[Website and app data records]

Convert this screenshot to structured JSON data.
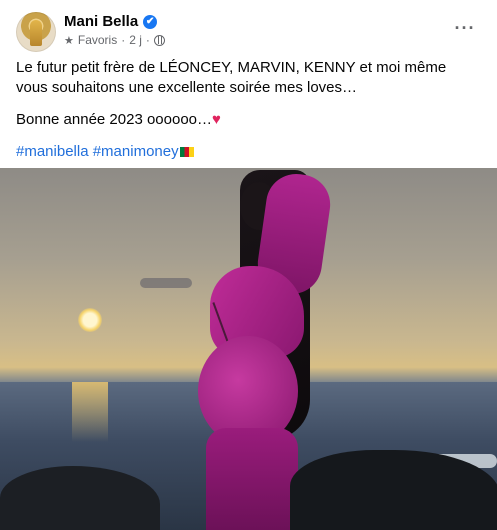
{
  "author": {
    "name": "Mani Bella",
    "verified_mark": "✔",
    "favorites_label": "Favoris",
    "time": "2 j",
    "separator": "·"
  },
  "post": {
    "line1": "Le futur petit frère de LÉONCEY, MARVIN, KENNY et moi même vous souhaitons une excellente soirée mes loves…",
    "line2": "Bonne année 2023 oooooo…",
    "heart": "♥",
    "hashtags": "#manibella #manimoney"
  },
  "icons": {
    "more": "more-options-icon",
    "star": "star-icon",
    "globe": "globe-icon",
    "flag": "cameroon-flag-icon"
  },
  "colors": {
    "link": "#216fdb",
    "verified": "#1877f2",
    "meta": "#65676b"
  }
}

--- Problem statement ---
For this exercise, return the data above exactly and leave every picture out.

--- Response area ---
Convert this screenshot to structured JSON data.
{
  "author": {
    "name": "Mani Bella",
    "verified_mark": "✔",
    "favorites_label": "Favoris",
    "time": "2 j",
    "separator": "·"
  },
  "post": {
    "line1": "Le futur petit frère de LÉONCEY, MARVIN, KENNY et moi même vous souhaitons une excellente soirée mes loves…",
    "line2": "Bonne année 2023 oooooo…",
    "heart": "♥",
    "hashtags": "#manibella #manimoney"
  },
  "icons": {
    "more": "more-options-icon",
    "star": "star-icon",
    "globe": "globe-icon",
    "flag": "cameroon-flag-icon"
  },
  "colors": {
    "link": "#216fdb",
    "verified": "#1877f2",
    "meta": "#65676b"
  }
}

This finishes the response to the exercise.